Cisco HyperFlex and Nexus 3548 ping / ARP drop Layer-2 connectivity issue

I recently deployed a Cisco HyperFlex system with some old Cisco Catalyst 2960s switches. I now have this shiny new piece of tin which does 10Gb connectivity but the upstream switches were limiting it to 1Gb. It is also recommended to have jumbo frames enabled but the Catalyst switches required a reload to enable jumbo frames on them. High time to upgrade to 10Gb switching!!

I called my trusty Cisco SE and asked what the most cost effective 10Gb switch was and was recommended the Nexus N3K-C3524P-10GX which was basically a Nexus 3548 with 24 ports out of the 48 ports being licensed. After receiving the new switches, I decided to upgrade the NX-OS to the latest version from the 6.x version that it shipped with. I don’t run any advanced L3 features and only require a basic 10Gb L2 switch so didn’t think much of going to the latest version which was 7.0(3)I7(3) as I have other Nexus 9300 switches running similar 7.x NX-OS.

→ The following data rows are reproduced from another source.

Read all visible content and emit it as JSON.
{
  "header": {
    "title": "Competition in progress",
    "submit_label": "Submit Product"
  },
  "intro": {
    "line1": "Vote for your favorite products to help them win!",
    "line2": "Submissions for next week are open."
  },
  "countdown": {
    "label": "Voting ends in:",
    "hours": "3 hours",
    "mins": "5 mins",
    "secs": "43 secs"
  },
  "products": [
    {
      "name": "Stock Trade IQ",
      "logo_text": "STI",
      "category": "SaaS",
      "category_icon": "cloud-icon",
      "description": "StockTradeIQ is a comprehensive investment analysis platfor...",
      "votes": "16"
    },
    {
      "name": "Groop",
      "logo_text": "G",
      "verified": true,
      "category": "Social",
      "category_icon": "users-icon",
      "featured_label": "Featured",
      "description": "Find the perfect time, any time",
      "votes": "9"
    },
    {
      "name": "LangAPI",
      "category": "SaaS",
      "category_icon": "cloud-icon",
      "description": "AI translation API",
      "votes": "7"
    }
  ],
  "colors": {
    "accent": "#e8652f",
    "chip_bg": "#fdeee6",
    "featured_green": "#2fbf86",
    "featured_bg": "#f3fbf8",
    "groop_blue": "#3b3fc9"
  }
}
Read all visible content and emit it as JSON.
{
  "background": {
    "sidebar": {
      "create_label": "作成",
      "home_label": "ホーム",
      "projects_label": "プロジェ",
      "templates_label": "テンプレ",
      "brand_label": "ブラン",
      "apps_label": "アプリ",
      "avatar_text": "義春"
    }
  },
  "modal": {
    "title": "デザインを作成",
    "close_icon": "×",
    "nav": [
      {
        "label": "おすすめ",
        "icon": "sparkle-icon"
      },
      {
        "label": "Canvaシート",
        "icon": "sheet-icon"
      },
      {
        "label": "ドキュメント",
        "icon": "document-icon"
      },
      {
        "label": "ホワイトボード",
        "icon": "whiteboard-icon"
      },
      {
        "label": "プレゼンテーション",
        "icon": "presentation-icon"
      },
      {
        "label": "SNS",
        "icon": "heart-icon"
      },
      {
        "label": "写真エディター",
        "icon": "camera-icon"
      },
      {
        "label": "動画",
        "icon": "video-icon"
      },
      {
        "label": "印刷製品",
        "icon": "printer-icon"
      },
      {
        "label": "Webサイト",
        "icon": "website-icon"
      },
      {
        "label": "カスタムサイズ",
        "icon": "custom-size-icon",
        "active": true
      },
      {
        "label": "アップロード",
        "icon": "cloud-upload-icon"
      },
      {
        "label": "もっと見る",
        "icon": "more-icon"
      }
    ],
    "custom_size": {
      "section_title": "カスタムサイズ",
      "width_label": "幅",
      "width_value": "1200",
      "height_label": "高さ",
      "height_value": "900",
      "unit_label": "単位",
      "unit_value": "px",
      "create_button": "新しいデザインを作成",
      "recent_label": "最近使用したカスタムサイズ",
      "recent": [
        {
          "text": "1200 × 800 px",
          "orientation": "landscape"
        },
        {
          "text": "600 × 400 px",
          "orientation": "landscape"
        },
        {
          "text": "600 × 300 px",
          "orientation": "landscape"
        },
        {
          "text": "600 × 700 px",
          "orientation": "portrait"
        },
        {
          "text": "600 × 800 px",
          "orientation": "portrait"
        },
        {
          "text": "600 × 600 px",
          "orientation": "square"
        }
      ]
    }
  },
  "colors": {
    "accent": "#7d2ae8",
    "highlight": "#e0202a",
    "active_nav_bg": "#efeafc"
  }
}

After configuring the new Nexus 3548 switches, I then started migrating to the new switches from the Catalyst. Instead of doing a “big bang” approach, I moved one uplink from one of the HyperFlex UCS FIs from the Catalyst to the new Nexus 3548 then moved a test VLAN / portgroup on the ESXi hosts to go through the new Nexus by changing over the vSphere vSwitch uplinks. I then tried pinging the test VMs and found that the pings were not getting through as soon as the links were changed.

I then tried to think of all the potential reasons for the root cause… configuration error?… mac address bug on the Nexus?.. mac aging issues? I then created an SVI for the test VLAN on the upstream switches from the Nexus 3548 and also SVIs on the Nexus 3548 and surprisingly the SVIs on the upstream switches and Nexus 3548 could ping each other. However, the SVI on the upstream switches were unable to ping the VMs south of the Nexus 3548 which were behind the HyperFlex UCS FIs. To add to the strange behavior, the Nexus 3548 SVIs could ping the test VMs successfully. In a nutshell, the problem statement was that anything northbound (upstream) of the new Nexus 3548 was failing to ping the VMs sitting southbound of the Nexus 3548.

I logged a case with Cisco TAC and did more testing. TAC recommended that I connected another switch with SVI south of the Nexus 3548 to test and just like the previous test, the ping works between SVIs. It ONLY seems to fail when going through the Cisco HyperFlex FIs. However, I refuse to accept that the Cisco HyperFlex FIs were the issue as it was all working via the Catalyst switches. I spent approximately 2 weeks with TAC and they even got the HyperFlex TAC team to assist. We did packet captures via the Nexus 3548, UCS FIs, ESXi hosts and even connected a laptop to run Wireshark but TAC could not find the root cause. They identified that ARP requests were being sent towards the VMs and the ESXi hosts and UCS FIs were returning the ARP responses but the responses were not coming back through the Nexus 3548.

Finally, I decided to downgrade the NX-OS of the Nexus 3548 after exhausting other possible reasons. I selected the latest v6.x NX-OS which is 6.0(2)A8(8) and got TAC to guide me through the downgrade. As v7.x had different syntax, I basically needed to remove some of the switch configuration for the downgrade to be successful. After downgrading the NX-OS version, everything worked perfectly. Issue resolved!!

Cisco TAC then tried replicating the issue in the lab and after a few weeks finally found the root cause. Cisco is now calling it a defect on the Nexus 3548 when running NX-OS 7.0(3)I7(3) with bug ID CSCvj86260. It ONLY affects the Nexus 3548 and not other Nexus 3K switches and ONLY on the new NX-OS 7.0(3)I7(3).

The explanation of the issue encountered is that the bug or defect causes the switch to drop all layer-2 packets with non-zero CoS values. So under standard operation and whilst testing with other devices and switches, there is no CoS value set and everything works fine. HyperFlex on the other hand, has CoS values set to classify and prioritize different types of traffic. This makes sense for HyperFlex as it needs to prioritize storage replication traffic over standard traffic.

So it seems that I was probably the first person in the world to have such a set up of HyperFlex with the Nexus 3548 upstream switches running NX-OS 7.0(3)I7(3).

Leave a Reply

Your email address will not be published.

This site uses Akismet to reduce spam. Learn how your comment data is processed.